When the Mogs are airborn again, Marek (revealing himself to be a sort of human, rather than a wolf) turns on the remaining inhabitants of his ship and explains what’s going on. He and Shay’s parents come from a land called Loruna, whose elite inhabitants, Thrushes, of which Marek is one, are obsessed with genetic purity to the point where they are slowly dying out from genetic diseases. They send out Mogs containing specially selected human boys from Loruna, who they then train in secret to pick out girls from the distant villages. These girls are then killed and incorporated into the genes of the Thrushes.
Vella, who as established is not one for being consumed by monsters, constructs a bomb to “kill Mog Chothra.” When Alex’s ship collides with the other, the characters convene to melt its reactor too. They all jump to safety, thanks to Grabbin’ Gary, who, ever the trooper, goes down with the ships in a hilariously tragic death scene.
He died as he lived: only ever grabbing the one damn thing.
Toward the end, the game is rather exposition-dense and tends to be a bit more confusing than its simple setup implies. I can completely understand why a lot of players felt the latter half didn’t live up to the expectations of the first, especially given the length of time between them. The game was written to be a full experience with a turning point in the middle, and temporally isolating its halves was probably not ideal. As in the game itself, halves are best made whole.
Nonetheless, I happened to play it all at once, so I don’t think this effect was quite as pronounced for me, and I ended up liking it quite a bit all the way through the end.
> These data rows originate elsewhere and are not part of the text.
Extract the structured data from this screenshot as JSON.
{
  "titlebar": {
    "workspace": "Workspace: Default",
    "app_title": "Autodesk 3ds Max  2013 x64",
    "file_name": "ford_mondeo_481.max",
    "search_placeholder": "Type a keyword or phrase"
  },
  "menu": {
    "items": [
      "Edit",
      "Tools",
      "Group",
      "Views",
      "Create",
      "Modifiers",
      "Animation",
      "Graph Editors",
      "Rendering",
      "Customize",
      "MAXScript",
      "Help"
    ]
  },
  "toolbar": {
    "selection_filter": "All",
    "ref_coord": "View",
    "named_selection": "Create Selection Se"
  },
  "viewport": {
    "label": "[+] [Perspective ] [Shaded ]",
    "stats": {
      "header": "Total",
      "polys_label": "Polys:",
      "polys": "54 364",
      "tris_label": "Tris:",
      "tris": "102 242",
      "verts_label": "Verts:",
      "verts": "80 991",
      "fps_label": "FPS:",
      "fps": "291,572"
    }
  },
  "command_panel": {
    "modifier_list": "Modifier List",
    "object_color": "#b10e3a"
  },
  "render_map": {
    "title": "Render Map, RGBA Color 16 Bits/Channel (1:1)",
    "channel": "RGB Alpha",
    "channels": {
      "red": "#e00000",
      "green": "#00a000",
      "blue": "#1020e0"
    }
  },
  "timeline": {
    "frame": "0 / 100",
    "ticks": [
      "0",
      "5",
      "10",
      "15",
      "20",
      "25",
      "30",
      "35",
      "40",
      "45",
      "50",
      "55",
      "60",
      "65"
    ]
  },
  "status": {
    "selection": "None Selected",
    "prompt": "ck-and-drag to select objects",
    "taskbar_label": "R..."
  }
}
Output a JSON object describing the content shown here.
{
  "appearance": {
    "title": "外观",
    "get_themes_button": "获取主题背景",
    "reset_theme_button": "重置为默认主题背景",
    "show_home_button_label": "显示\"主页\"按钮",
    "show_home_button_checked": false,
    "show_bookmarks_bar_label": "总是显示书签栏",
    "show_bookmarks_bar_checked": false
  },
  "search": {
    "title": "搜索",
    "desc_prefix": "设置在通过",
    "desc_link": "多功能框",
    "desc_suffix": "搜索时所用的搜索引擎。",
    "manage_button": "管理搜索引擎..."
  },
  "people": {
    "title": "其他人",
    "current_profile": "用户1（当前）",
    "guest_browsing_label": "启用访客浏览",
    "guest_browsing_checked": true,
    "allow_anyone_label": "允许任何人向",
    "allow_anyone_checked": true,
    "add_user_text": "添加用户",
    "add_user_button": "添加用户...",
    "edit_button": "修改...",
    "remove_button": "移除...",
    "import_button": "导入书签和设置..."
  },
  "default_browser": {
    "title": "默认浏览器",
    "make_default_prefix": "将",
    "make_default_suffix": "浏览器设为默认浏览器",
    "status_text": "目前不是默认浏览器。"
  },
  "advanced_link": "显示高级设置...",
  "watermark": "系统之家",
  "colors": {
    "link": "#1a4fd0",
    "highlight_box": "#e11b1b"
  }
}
I usually dislike absurd plot twists, and hypocrite that I am, I just got through putting Westworld through the wringer for this very thing. The reason it works in Broken Age (you know, aside from the petty bit where I just like Broken Age more on the whole) is that the twists are humorous. Just a little bit of levity can make a big difference, in this case, for the better. Humor offers the audience a chance to see the plot twists as unnecessary by design, so as long as the audience isn’t expecting something more serious in their place, comedic twists can progress the plot without feeling tedious. This wouldn’t work without the pre-established comedic tone, which is present throughout the game whether you explore its side paths or not. Perhaps that added to the overall disappointment in Act Two, as the particular sardonic and absurd comedy of the first half is somewhat essential to making the second land.
Regardless, it’s a cute little game, and if you need a laugh or something to brighten your day, it’ll satisfy.
It will also give you the most infuriating headache over a knot-based-description puzzle you will ever experience. So, you know, walkthroughs are fair game. Just don’t overlook the dialogue options while you’re trying to get through it.